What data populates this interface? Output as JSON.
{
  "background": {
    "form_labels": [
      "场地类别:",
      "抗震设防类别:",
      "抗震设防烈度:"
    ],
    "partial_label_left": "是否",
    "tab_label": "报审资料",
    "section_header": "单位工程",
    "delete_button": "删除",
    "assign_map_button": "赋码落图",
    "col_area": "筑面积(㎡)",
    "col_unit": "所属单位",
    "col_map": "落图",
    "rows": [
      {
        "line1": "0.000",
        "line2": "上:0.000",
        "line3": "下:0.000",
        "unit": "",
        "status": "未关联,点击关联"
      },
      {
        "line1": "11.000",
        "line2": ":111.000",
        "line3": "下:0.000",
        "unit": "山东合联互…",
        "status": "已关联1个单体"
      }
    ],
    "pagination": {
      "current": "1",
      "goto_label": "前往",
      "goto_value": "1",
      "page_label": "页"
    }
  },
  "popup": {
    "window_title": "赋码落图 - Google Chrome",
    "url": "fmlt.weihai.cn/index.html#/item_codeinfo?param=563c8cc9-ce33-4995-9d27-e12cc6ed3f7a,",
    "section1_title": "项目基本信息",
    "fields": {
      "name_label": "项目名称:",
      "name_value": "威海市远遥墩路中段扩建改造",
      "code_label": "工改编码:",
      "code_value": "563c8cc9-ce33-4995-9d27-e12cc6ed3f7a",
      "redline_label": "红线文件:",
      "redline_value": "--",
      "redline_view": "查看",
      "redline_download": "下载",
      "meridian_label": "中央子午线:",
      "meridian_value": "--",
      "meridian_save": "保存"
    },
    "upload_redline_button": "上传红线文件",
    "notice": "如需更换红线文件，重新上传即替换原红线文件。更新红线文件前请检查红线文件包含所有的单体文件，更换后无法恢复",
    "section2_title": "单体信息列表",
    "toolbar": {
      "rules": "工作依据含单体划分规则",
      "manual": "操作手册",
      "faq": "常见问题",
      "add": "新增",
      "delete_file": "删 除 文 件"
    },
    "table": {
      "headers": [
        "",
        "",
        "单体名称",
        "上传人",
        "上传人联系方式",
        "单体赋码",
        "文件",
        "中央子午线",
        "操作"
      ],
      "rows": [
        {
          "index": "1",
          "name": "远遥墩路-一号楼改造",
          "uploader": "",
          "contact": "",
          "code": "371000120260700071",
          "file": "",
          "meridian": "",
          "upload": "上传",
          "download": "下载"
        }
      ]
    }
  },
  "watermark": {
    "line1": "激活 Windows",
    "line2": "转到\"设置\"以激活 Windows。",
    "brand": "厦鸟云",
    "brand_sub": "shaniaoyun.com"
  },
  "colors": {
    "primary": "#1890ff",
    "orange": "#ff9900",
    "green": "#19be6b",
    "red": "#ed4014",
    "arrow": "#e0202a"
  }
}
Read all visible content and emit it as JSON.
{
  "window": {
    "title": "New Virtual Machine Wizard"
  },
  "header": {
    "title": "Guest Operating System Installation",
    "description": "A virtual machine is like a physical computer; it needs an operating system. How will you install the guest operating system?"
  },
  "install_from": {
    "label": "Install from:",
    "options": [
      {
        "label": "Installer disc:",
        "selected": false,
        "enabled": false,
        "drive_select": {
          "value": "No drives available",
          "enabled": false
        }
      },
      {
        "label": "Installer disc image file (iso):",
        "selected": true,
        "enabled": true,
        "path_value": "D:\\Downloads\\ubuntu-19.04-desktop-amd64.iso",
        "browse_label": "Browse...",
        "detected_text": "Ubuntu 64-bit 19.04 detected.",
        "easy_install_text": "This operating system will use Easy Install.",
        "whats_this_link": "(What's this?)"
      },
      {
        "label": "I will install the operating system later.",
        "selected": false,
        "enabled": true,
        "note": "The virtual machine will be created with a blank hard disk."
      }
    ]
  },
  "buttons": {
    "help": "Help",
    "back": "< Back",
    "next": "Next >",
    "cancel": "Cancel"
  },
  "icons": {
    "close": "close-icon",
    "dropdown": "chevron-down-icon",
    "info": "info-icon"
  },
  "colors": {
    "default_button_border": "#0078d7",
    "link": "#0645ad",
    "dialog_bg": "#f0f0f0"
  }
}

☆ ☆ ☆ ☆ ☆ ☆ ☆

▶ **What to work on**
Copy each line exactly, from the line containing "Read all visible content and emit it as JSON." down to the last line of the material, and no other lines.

▶ **Solution to the exercise**
Read all visible content and emit it as JSON.
{
  "window": {
    "title": "New Virtual Machine Wizard"
  },
  "header": {
    "title": "Guest Operating System Installation",
    "description": "A virtual machine is like a physical computer; it needs an operating system. How will you install the guest operating system?"
  },
  "install_from": {
    "label": "Install from:",
    "options": [
      {
        "label": "Installer disc:",
        "selected": false,
        "enabled": false,
        "drive_select": {
          "value": "No drives available",
          "enabled": false
        }
      },
      {
        "label": "Installer disc image file (iso):",
        "selected": true,
        "enabled": true,
        "path_value": "D:\\Downloads\\ubuntu-19.04-desktop-amd64.iso",
        "browse_label": "Browse...",
        "detected_text": "Ubuntu 64-bit 19.04 detected.",
        "easy_install_text": "This operating system will use Easy Install.",
        "whats_this_link": "(What's this?)"
      },
      {
        "label": "I will install the operating system later.",
        "selected": false,
        "enabled": true,
        "note": "The virtual machine will be created with a blank hard disk."
      }
    ]
  },
  "buttons": {
    "help": "Help",
    "back": "< Back",
    "next": "Next >",
    "cancel": "Cancel"
  },
  "icons": {
    "close": "close-icon",
    "dropdown": "chevron-down-icon",
    "info": "info-icon"
  },
  "colors": {
    "default_button_border": "#0078d7",
    "link": "#0645ad",
    "dialog_bg": "#f0f0f0"
  }
}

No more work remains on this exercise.